[SOURCE MATERIAL]:
********

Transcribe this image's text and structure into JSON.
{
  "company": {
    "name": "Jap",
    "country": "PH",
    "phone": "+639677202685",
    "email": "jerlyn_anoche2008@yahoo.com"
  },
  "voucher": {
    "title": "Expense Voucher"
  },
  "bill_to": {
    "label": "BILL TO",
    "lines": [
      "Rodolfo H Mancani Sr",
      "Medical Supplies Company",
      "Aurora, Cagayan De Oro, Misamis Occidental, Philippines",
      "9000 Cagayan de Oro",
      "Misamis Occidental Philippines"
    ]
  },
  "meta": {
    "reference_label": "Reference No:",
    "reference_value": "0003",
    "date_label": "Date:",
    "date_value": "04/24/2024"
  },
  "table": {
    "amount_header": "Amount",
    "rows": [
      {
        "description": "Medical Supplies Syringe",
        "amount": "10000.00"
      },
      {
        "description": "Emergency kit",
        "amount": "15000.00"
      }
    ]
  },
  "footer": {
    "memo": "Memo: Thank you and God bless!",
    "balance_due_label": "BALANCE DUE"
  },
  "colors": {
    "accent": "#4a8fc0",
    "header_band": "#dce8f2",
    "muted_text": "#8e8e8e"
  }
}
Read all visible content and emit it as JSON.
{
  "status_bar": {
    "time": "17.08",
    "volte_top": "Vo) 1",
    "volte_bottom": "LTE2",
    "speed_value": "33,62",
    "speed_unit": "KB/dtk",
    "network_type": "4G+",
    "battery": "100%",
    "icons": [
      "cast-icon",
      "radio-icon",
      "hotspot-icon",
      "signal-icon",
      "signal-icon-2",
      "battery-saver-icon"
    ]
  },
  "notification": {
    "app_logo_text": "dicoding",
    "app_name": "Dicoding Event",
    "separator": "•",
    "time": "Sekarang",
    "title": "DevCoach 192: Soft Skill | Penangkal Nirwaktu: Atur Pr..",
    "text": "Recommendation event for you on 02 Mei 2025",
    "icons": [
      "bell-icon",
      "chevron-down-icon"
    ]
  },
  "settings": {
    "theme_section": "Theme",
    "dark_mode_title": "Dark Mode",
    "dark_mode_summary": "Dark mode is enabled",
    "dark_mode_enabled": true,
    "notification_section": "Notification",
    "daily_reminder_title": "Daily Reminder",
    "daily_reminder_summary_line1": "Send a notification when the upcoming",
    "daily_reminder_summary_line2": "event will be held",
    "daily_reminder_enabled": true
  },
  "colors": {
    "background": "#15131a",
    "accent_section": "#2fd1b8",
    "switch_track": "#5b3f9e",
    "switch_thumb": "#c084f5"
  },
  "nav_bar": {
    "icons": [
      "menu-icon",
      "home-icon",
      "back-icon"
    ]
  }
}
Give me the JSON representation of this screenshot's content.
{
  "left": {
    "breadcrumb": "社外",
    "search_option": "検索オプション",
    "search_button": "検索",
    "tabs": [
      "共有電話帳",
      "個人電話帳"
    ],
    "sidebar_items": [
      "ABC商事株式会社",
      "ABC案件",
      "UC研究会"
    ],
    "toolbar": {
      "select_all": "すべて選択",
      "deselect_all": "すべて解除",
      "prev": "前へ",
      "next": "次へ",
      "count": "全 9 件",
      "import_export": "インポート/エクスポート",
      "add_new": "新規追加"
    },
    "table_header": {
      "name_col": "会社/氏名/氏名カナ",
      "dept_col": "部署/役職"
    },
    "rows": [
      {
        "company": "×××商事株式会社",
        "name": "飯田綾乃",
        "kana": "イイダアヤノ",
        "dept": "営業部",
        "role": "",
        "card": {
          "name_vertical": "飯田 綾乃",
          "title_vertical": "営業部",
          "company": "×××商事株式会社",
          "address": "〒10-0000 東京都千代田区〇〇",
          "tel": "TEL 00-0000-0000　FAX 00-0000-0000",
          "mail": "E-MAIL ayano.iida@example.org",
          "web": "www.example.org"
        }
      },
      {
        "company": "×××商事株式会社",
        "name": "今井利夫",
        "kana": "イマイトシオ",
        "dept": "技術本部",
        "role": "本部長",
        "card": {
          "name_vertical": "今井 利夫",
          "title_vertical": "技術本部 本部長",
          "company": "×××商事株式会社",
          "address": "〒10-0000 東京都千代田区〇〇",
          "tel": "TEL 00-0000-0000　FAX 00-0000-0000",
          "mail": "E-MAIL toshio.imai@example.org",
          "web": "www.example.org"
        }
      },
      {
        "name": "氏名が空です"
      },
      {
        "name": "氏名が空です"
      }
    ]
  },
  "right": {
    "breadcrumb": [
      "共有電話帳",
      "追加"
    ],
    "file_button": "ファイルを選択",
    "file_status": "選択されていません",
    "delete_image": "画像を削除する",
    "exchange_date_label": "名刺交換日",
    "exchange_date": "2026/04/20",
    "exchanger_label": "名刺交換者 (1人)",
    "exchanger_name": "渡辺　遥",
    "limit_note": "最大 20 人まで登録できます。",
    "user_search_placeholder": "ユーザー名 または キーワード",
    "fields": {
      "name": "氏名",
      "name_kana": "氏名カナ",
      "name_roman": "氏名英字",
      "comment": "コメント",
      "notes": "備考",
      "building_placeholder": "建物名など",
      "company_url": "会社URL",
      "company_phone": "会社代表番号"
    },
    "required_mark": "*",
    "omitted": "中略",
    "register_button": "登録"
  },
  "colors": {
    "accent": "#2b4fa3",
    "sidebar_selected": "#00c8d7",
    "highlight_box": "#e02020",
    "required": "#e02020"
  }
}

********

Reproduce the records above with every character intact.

[YOUR RESPONSE]:
Transcribe this image's text and structure into JSON.
{
  "company": {
    "name": "Jap",
    "country": "PH",
    "phone": "+639677202685",
    "email": "jerlyn_anoche2008@yahoo.com"
  },
  "voucher": {
    "title": "Expense Voucher"
  },
  "bill_to": {
    "label": "BILL TO",
    "lines": [
      "Rodolfo H Mancani Sr",
      "Medical Supplies Company",
      "Aurora, Cagayan De Oro, Misamis Occidental, Philippines",
      "9000 Cagayan de Oro",
      "Misamis Occidental Philippines"
    ]
  },
  "meta": {
    "reference_label": "Reference No:",
    "reference_value": "0003",
    "date_label": "Date:",
    "date_value": "04/24/2024"
  },
  "table": {
    "amount_header": "Amount",
    "rows": [
      {
        "description": "Medical Supplies Syringe",
        "amount": "10000.00"
      },
      {
        "description": "Emergency kit",
        "amount": "15000.00"
      }
    ]
  },
  "footer": {
    "memo": "Memo: Thank you and God bless!",
    "balance_due_label": "BALANCE DUE"
  },
  "colors": {
    "accent": "#4a8fc0",
    "header_band": "#dce8f2",
    "muted_text": "#8e8e8e"
  }
}
Read all visible content and emit it as JSON.
{
  "status_bar": {
    "time": "17.08",
    "volte_top": "Vo) 1",
    "volte_bottom": "LTE2",
    "speed_value": "33,62",
    "speed_unit": "KB/dtk",
    "network_type": "4G+",
    "battery": "100%",
    "icons": [
      "cast-icon",
      "radio-icon",
      "hotspot-icon",
      "signal-icon",
      "signal-icon-2",
      "battery-saver-icon"
    ]
  },
  "notification": {
    "app_logo_text": "dicoding",
    "app_name": "Dicoding Event",
    "separator": "•",
    "time": "Sekarang",
    "title": "DevCoach 192: Soft Skill | Penangkal Nirwaktu: Atur Pr..",
    "text": "Recommendation event for you on 02 Mei 2025",
    "icons": [
      "bell-icon",
      "chevron-down-icon"
    ]
  },
  "settings": {
    "theme_section": "Theme",
    "dark_mode_title": "Dark Mode",
    "dark_mode_summary": "Dark mode is enabled",
    "dark_mode_enabled": true,
    "notification_section": "Notification",
    "daily_reminder_title": "Daily Reminder",
    "daily_reminder_summary_line1": "Send a notification when the upcoming",
    "daily_reminder_summary_line2": "event will be held",
    "daily_reminder_enabled": true
  },
  "colors": {
    "background": "#15131a",
    "accent_section": "#2fd1b8",
    "switch_track": "#5b3f9e",
    "switch_thumb": "#c084f5"
  },
  "nav_bar": {
    "icons": [
      "menu-icon",
      "home-icon",
      "back-icon"
    ]
  }
}
Give me the JSON representation of this screenshot's content.
{
  "left": {
    "breadcrumb": "社外",
    "search_option": "検索オプション",
    "search_button": "検索",
    "tabs": [
      "共有電話帳",
      "個人電話帳"
    ],
    "sidebar_items": [
      "ABC商事株式会社",
      "ABC案件",
      "UC研究会"
    ],
    "toolbar": {
      "select_all": "すべて選択",
      "deselect_all": "すべて解除",
      "prev": "前へ",
      "next": "次へ",
      "count": "全 9 件",
      "import_export": "インポート/エクスポート",
      "add_new": "新規追加"
    },
    "table_header": {
      "name_col": "会社/氏名/氏名カナ",
      "dept_col": "部署/役職"
    },
    "rows": [
      {
        "company": "×××商事株式会社",
        "name": "飯田綾乃",
        "kana": "イイダアヤノ",
        "dept": "営業部",
        "role": "",
        "card": {
          "name_vertical": "飯田 綾乃",
          "title_vertical": "営業部",
          "company": "×××商事株式会社",
          "address": "〒10-0000 東京都千代田区〇〇",
          "tel": "TEL 00-0000-0000　FAX 00-0000-0000",
          "mail": "E-MAIL ayano.iida@example.org",
          "web": "www.example.org"
        }
      },
      {
        "company": "×××商事株式会社",
        "name": "今井利夫",
        "kana": "イマイトシオ",
        "dept": "技術本部",
        "role": "本部長",
        "card": {
          "name_vertical": "今井 利夫",
          "title_vertical": "技術本部 本部長",
          "company": "×××商事株式会社",
          "address": "〒10-0000 東京都千代田区〇〇",
          "tel": "TEL 00-0000-0000　FAX 00-0000-0000",
          "mail": "E-MAIL toshio.imai@example.org",
          "web": "www.example.org"
        }
      },
      {
        "name": "氏名が空です"
      },
      {
        "name": "氏名が空です"
      }
    ]
  },
  "right": {
    "breadcrumb": [
      "共有電話帳",
      "追加"
    ],
    "file_button": "ファイルを選択",
    "file_status": "選択されていません",
    "delete_image": "画像を削除する",
    "exchange_date_label": "名刺交換日",
    "exchange_date": "2026/04/20",
    "exchanger_label": "名刺交換者 (1人)",
    "exchanger_name": "渡辺　遥",
    "limit_note": "最大 20 人まで登録できます。",
    "user_search_placeholder": "ユーザー名 または キーワード",
    "fields": {
      "name": "氏名",
      "name_kana": "氏名カナ",
      "name_roman": "氏名英字",
      "comment": "コメント",
      "notes": "備考",
      "building_placeholder": "建物名など",
      "company_url": "会社URL",
      "company_phone": "会社代表番号"
    },
    "required_mark": "*",
    "omitted": "中略",
    "register_button": "登録"
  },
  "colors": {
    "accent": "#2b4fa3",
    "sidebar_selected": "#00c8d7",
    "highlight_box": "#e02020",
    "required": "#e02020"
  }
}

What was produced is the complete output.